The Duwamish Tribe’s Injustices

Adam - Seattle, Washington
Entered on March 19, 2008

Dear NPR,

My name is Adam and I go to a school in Washington. My class and I have been studying Native American Tribe’s history for Northwest Washington, and we have learned that the Duwamish tribe has been denied Tribal recognition for over 200 years. I feel very sad and disappointed at our government that they have kept the Duwamish down for so long. The only time that they have ever come close to becoming a tribe in the eyes of our government has been at the end of the Clinton Administration, but they hardly got two days before the Bush Administration canceled their rights. The Duwamish don’t have any treaty rights, the way that all the other tribes in the area do. The way I see it, the Duwamish deserve to be a tribe. I just learned about how this is playing out in congress, and I truly believe that this is a great injustice. I have heard several speeches from Duwamish tribe members about this, and all of them say that they deserve to be a tribe. The US has treaty obligations with all Indian tribes living within its borders. This shows to me that our government isn’t what it should be, and that what we are doing for the Native American tribes isn’t enough. Is it really right to deny them their tribal recognition?

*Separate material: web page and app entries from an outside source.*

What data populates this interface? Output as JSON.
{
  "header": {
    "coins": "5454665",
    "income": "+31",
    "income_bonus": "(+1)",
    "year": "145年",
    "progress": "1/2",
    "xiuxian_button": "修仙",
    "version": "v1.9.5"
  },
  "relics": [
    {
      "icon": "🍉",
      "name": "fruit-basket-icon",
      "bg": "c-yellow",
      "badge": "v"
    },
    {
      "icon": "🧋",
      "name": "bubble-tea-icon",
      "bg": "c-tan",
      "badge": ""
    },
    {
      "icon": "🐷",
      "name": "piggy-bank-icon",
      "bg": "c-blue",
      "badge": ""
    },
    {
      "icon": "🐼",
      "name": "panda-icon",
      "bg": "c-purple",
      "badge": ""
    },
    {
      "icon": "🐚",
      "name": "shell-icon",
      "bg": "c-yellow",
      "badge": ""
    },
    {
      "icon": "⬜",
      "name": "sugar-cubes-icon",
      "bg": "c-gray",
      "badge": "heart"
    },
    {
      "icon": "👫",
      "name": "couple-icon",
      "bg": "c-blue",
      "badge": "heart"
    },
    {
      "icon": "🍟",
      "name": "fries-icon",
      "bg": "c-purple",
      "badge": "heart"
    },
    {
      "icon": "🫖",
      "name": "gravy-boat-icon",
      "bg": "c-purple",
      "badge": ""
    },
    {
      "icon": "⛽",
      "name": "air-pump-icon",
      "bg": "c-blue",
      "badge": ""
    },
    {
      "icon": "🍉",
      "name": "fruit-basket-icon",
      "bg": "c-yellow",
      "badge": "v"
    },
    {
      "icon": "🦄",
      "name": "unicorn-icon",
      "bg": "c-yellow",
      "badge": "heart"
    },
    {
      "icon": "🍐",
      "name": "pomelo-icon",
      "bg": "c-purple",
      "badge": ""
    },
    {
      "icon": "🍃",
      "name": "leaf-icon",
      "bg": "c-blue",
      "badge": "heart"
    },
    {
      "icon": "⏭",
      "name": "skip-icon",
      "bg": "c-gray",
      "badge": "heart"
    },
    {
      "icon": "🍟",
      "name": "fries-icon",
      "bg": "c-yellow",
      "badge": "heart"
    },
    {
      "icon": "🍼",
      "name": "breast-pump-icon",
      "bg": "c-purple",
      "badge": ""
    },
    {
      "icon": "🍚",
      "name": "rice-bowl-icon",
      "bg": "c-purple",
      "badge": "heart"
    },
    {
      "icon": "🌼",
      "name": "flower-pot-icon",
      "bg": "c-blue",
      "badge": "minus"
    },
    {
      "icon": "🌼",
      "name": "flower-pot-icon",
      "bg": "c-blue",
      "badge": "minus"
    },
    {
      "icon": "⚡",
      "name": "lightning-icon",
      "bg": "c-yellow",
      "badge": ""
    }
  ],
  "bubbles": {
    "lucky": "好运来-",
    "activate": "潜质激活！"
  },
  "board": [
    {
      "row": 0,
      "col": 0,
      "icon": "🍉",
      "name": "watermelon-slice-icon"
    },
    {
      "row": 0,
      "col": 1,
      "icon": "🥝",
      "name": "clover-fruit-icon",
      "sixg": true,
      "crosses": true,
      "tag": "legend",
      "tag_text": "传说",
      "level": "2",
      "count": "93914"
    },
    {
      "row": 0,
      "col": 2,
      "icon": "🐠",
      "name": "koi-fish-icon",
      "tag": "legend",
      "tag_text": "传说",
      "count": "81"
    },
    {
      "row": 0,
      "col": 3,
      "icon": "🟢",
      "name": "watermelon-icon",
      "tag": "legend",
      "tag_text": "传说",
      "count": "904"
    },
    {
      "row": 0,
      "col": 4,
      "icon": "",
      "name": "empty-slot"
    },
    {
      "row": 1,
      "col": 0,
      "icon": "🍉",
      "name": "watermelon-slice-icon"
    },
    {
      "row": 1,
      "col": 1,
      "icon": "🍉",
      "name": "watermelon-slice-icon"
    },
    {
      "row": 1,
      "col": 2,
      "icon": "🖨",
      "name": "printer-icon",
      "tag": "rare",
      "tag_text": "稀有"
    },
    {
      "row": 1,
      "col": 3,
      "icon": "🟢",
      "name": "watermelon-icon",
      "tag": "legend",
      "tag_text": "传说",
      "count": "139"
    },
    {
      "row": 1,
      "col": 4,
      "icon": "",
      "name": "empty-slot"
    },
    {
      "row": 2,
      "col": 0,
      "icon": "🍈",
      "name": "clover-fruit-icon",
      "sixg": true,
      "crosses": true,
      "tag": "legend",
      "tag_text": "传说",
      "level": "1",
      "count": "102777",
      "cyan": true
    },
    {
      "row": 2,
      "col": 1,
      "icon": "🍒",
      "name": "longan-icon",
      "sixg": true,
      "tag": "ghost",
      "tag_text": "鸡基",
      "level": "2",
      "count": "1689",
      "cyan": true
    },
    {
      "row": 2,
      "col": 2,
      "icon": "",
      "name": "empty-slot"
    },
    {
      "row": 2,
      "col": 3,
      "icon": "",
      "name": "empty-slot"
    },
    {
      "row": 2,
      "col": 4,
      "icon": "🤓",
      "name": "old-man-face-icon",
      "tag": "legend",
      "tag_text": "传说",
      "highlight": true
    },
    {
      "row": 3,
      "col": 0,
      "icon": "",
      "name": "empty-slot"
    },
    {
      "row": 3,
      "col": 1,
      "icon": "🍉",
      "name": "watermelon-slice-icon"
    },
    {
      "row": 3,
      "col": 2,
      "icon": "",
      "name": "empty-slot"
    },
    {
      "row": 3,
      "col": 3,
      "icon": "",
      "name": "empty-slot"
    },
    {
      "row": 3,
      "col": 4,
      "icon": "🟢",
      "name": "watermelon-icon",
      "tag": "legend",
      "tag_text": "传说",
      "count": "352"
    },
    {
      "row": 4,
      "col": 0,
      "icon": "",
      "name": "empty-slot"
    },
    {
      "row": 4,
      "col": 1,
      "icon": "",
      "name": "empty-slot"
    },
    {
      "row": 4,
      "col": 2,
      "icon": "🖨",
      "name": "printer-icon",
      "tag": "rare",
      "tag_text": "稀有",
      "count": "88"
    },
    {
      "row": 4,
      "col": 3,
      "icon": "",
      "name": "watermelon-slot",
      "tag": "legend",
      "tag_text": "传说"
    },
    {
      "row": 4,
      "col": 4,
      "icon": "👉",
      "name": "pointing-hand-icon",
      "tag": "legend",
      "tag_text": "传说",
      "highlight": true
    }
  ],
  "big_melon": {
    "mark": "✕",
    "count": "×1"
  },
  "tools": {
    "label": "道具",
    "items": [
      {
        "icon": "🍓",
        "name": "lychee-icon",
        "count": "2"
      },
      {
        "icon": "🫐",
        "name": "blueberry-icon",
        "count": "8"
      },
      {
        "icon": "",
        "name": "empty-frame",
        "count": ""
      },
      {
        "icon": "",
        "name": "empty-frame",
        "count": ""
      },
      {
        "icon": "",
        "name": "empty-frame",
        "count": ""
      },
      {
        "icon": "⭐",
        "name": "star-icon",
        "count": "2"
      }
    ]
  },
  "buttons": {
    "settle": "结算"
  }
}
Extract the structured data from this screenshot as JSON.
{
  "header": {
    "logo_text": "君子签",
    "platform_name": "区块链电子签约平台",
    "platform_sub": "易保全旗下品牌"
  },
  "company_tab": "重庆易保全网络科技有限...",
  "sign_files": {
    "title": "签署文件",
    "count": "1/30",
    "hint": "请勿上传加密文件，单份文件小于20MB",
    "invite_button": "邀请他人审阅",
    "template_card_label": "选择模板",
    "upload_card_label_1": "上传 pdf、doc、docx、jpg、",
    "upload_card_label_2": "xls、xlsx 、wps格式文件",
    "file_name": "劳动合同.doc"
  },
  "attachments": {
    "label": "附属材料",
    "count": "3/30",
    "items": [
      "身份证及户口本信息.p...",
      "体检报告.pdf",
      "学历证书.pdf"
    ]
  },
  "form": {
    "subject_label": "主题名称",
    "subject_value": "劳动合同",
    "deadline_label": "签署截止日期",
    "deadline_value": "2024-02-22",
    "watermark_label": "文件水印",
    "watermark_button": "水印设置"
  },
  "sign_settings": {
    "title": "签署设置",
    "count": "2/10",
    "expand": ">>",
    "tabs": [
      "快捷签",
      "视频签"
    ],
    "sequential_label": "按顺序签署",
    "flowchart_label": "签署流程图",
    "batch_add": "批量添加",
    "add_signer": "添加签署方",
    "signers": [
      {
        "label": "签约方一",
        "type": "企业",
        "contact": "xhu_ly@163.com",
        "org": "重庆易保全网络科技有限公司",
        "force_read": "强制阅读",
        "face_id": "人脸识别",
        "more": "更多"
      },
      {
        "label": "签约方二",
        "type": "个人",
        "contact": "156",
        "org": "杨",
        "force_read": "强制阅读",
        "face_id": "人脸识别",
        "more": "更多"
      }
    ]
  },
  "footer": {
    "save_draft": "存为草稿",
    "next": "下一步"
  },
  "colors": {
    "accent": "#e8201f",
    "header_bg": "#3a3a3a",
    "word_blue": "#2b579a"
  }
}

Settlers from the colonies came over around the 1800s as pioneers, and with them they brought diseases like small pox. These diseases wiped out more than ninety percent of the Native American population. How would you feel if new people came into your land, killed hundreds upon thousands of your people, and then proceeded to deny you rights as a citizen, even once you surrendered? I know that I would just flat out be amazingly angry at the English government and society. That is like saying that all of the Indians aren’t a people, denying that they aren’t a tribe.

Just a small amount of our tax money goes to helping the Indians, so we save just enough money for that next McDonalds burger. Are we really doing the right thing?